No Man’s Sky does everything the other way up. Crafting is instantaneous, but individual interactions with menu items is hampered by a largely inexplicable imposed delay, whereby the player has to hold down the button for a second before the action occurs. It’s a unique interface quirk which you won’t find replicated in games or in software interface design more widely and I’m still struggling to figure out why it’s in No Man’s Sky. It contributes nothing to the experience other than frustration and appears to be trying to solve a non-existent problem. The result is that the meaningful action — crafting something new and cool — ends up being brief and thowaway, while the mundane moment-to-moment interactions become sluggish and tedious.
The menu genre of games
Although both games purport to be adventures in unknown, exciting worlds, the reality is that a huge percentage of your playing time is occupied by navigating through menus and choosing options from lists.

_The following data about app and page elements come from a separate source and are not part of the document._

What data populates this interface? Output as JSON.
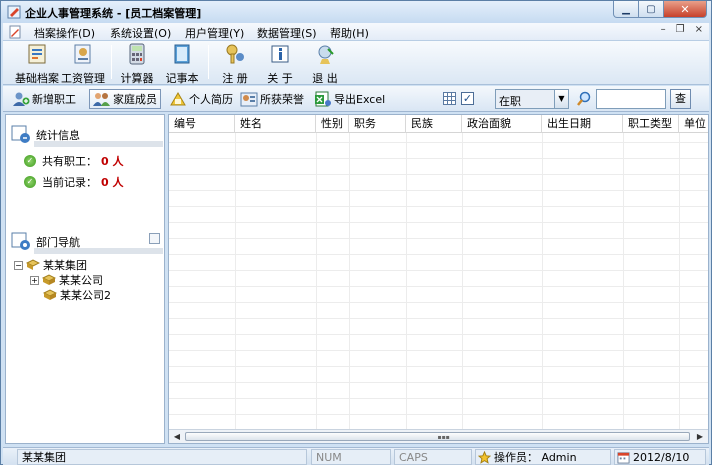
{
  "window": {
    "title": "企业人事管理系统 - [员工档案管理]",
    "controls": {
      "minimize": "▁",
      "maximize": "▢",
      "close": "✕"
    }
  },
  "menu": {
    "items": [
      "档案操作(D)",
      "系统设置(O)",
      "用户管理(Y)",
      "数据管理(S)",
      "帮助(H)"
    ],
    "mdi": {
      "minimize": "–",
      "restore": "❐",
      "close": "×"
    }
  },
  "toolbar1": {
    "buttons": [
      "基础档案",
      "工资管理",
      "计算器",
      "记事本",
      "注 册",
      "关 于",
      "退 出"
    ]
  },
  "toolbar2": {
    "buttons": [
      "新增职工",
      "家庭成员",
      "个人简历",
      "所获荣誉",
      "导出Excel"
    ],
    "checkbox_mark": "✓",
    "status_select": "在职",
    "search_button": "查",
    "search_value": ""
  },
  "left": {
    "stats_title": "统计信息",
    "stats": [
      {
        "label": "共有职工：",
        "value": "0 人"
      },
      {
        "label": "当前记录：",
        "value": "0 人"
      }
    ],
    "dept_title": "部门导航",
    "tree": {
      "root": "某某集团",
      "children": [
        "某某公司",
        "某某公司2"
      ]
    }
  },
  "grid": {
    "columns": [
      "编号",
      "姓名",
      "性别",
      "职务",
      "民族",
      "政治面貌",
      "出生日期",
      "职工类型",
      "单位"
    ]
  },
  "statusbar": {
    "dept": "某某集团",
    "num": "NUM",
    "caps": "CAPS",
    "operator": "操作员： Admin",
    "date": "2012/8/10"
  },
  "colors": {
    "accent": "#cfe1f3",
    "stat_value": "#c00000",
    "close_button": "#c7402a"
  }
}
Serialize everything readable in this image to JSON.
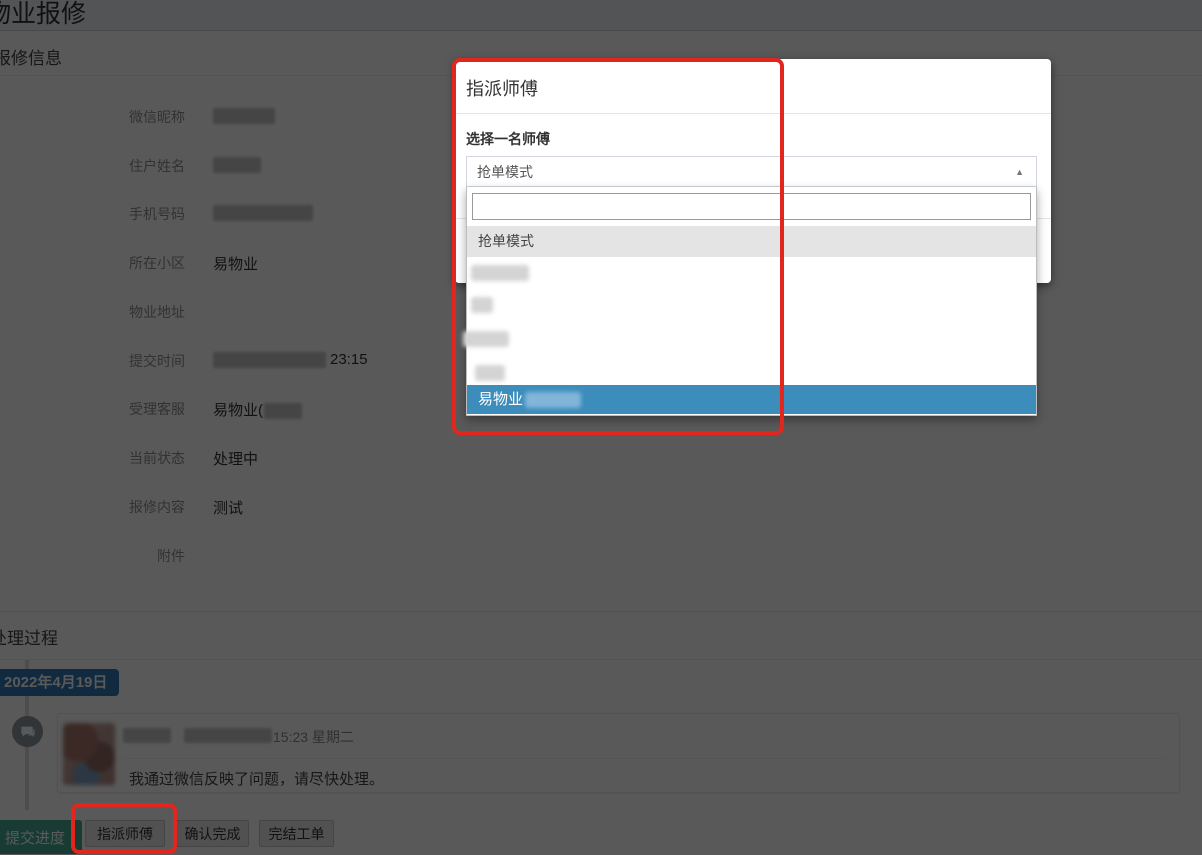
{
  "page": {
    "title": "物业报修"
  },
  "repair_info": {
    "header": "报修信息",
    "fields": [
      {
        "label": "微信昵称",
        "value": ""
      },
      {
        "label": "住户姓名",
        "value": ""
      },
      {
        "label": "手机号码",
        "value": ""
      },
      {
        "label": "所在小区",
        "value": "易物业"
      },
      {
        "label": "物业地址",
        "value": ""
      },
      {
        "label": "提交时间",
        "value": "23:15"
      },
      {
        "label": "受理客服",
        "value": "易物业("
      },
      {
        "label": "当前状态",
        "value": "处理中"
      },
      {
        "label": "报修内容",
        "value": "测试"
      },
      {
        "label": "附件",
        "value": ""
      }
    ]
  },
  "process": {
    "header": "处理过程",
    "date_badge": "2022年4月19日",
    "comment": {
      "time": "15:23 星期二",
      "message": "我通过微信反映了问题，请尽快处理。"
    }
  },
  "actions": {
    "submit_progress": "提交进度",
    "assign_master": "指派师傅",
    "confirm_done": "确认完成",
    "close_ticket": "完结工单"
  },
  "modal": {
    "title": "指派师傅",
    "field_label": "选择一名师傅",
    "select_value": "抢单模式",
    "search_placeholder": "",
    "options": [
      {
        "label": "抢单模式",
        "state": "hover"
      },
      {
        "label": "",
        "state": "redacted"
      },
      {
        "label": "",
        "state": "redacted"
      },
      {
        "label": "",
        "state": "redacted"
      },
      {
        "label": "",
        "state": "redacted"
      },
      {
        "label": "易物业",
        "state": "selected-redacted-suffix"
      }
    ]
  },
  "colors": {
    "selected_option_bg": "#3c8dbc",
    "hover_option_bg": "#e4e4e4",
    "date_badge_bg": "#337ab7",
    "primary_button_bg": "#45ab93",
    "annotation": "#e3261d",
    "backdrop": "rgba(0,0,0,0.65)"
  }
}
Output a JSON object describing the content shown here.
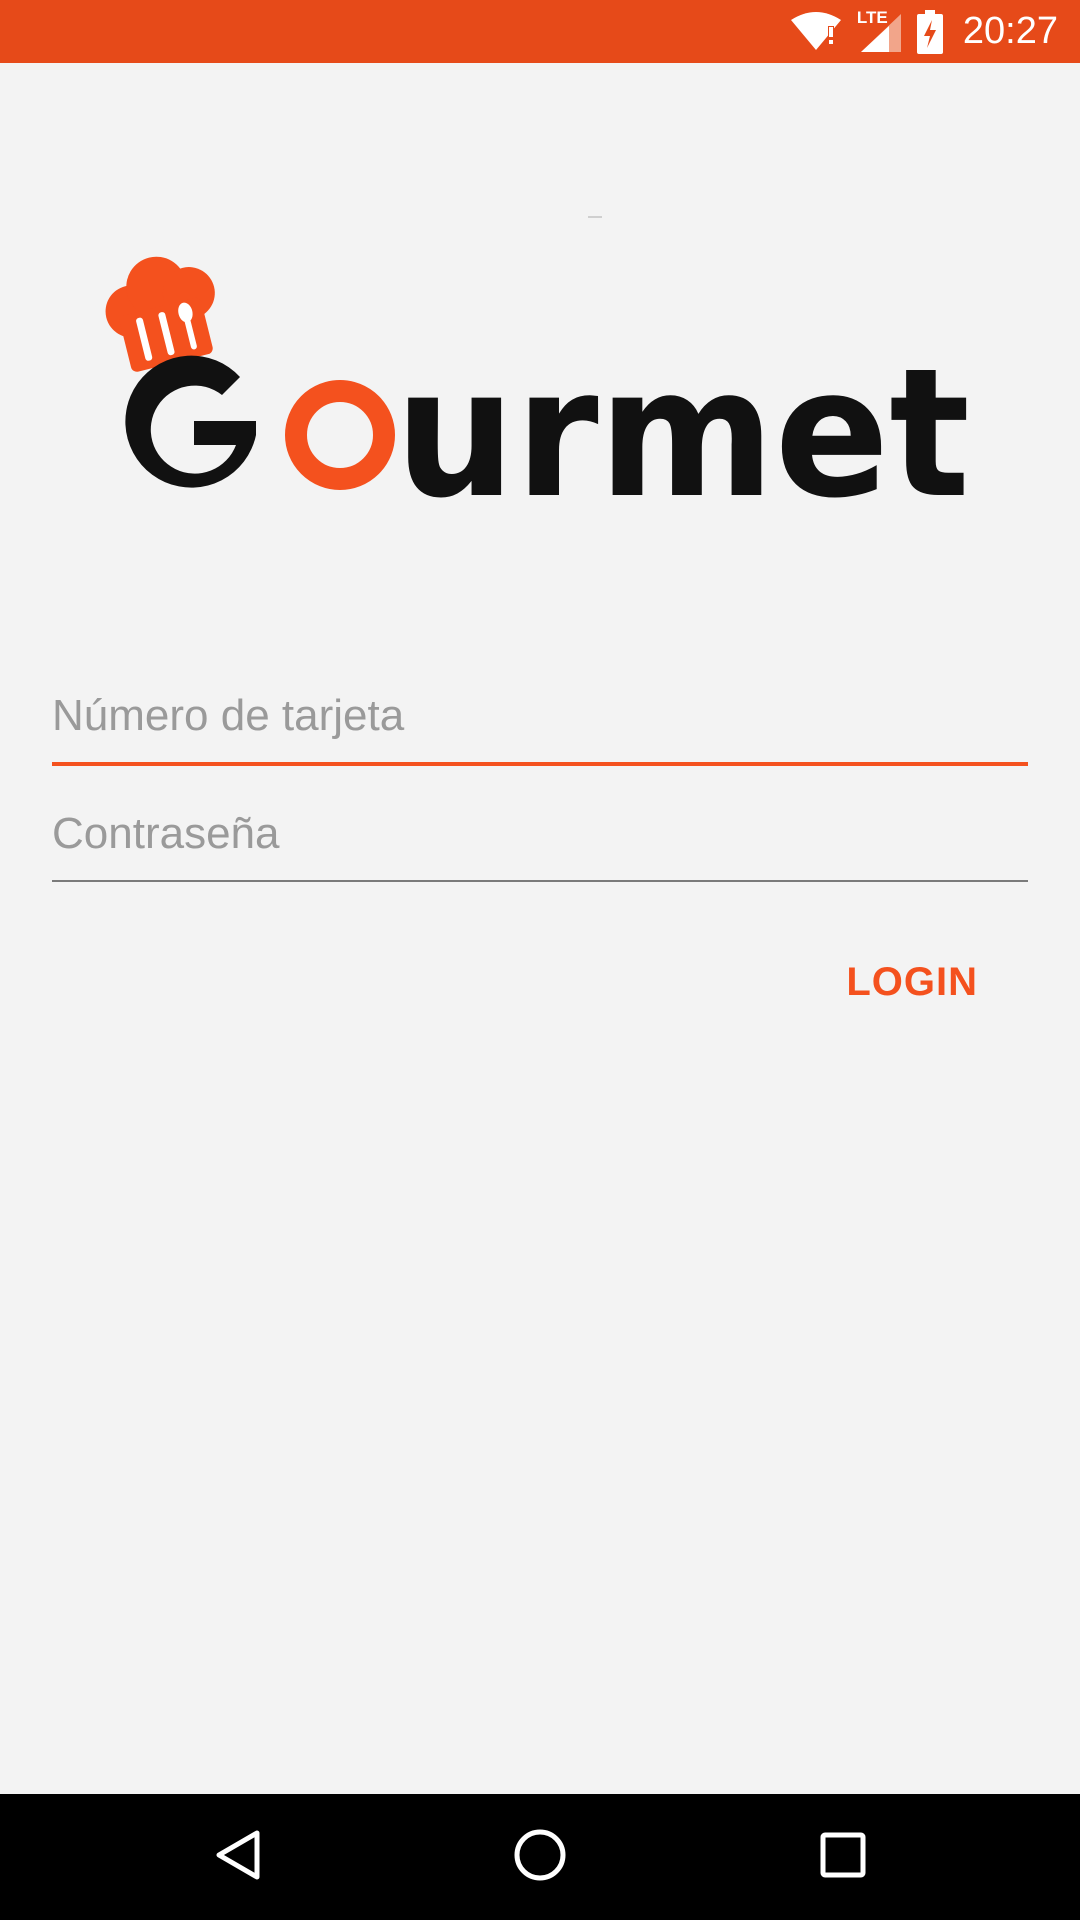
{
  "status_bar": {
    "time": "20:27",
    "network_label": "LTE",
    "icons": [
      "wifi-icon",
      "signal-icon",
      "battery-charging-icon"
    ],
    "background_color": "#e64a19"
  },
  "logo": {
    "text": "Gourmet",
    "brand_color": "#f4511e",
    "icons": [
      "chef-hat-icon"
    ]
  },
  "form": {
    "card_number": {
      "value": "",
      "placeholder": "Número de tarjeta"
    },
    "password": {
      "value": "",
      "placeholder": "Contraseña"
    },
    "login_label": "LOGIN"
  },
  "nav_bar": {
    "icons": [
      "back-icon",
      "home-icon",
      "recents-icon"
    ]
  },
  "colors": {
    "accent": "#f4511e",
    "background": "#f3f3f3",
    "navbar": "#000000"
  }
}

Such is the way of resource-based survival/crafting games currently.
One of Subnautica’s key achievements is in smoothing over that experience of trawling around menus and inventories, such that the very process of crafting and accessing your PDA add to the game rather than detract.
Rather than focusing on all the massive features they’ve added to No Man’s Sky since launch, I can’t help but think that Hello Games ought to focus more on the comparatively mundane elements of its menus, inventories and crafting presentation. Subnautica has a lot to teach them and embracing some of its ideas could radically transform the game ‘feel’ of No Man’s Sky, even if nothing functionally changes.
Although this article has been all about how Subnautica does menus better than No Man’s Sky, I remain a big fan of both games. No Man’s Sky has improved immeasurably since launch and has lots to offer, even if I suspect it will always be a flawed but fascinating experiment. I’m glad they both exist and I look forward to another developer learning from both of them in order to create something even more remarkable.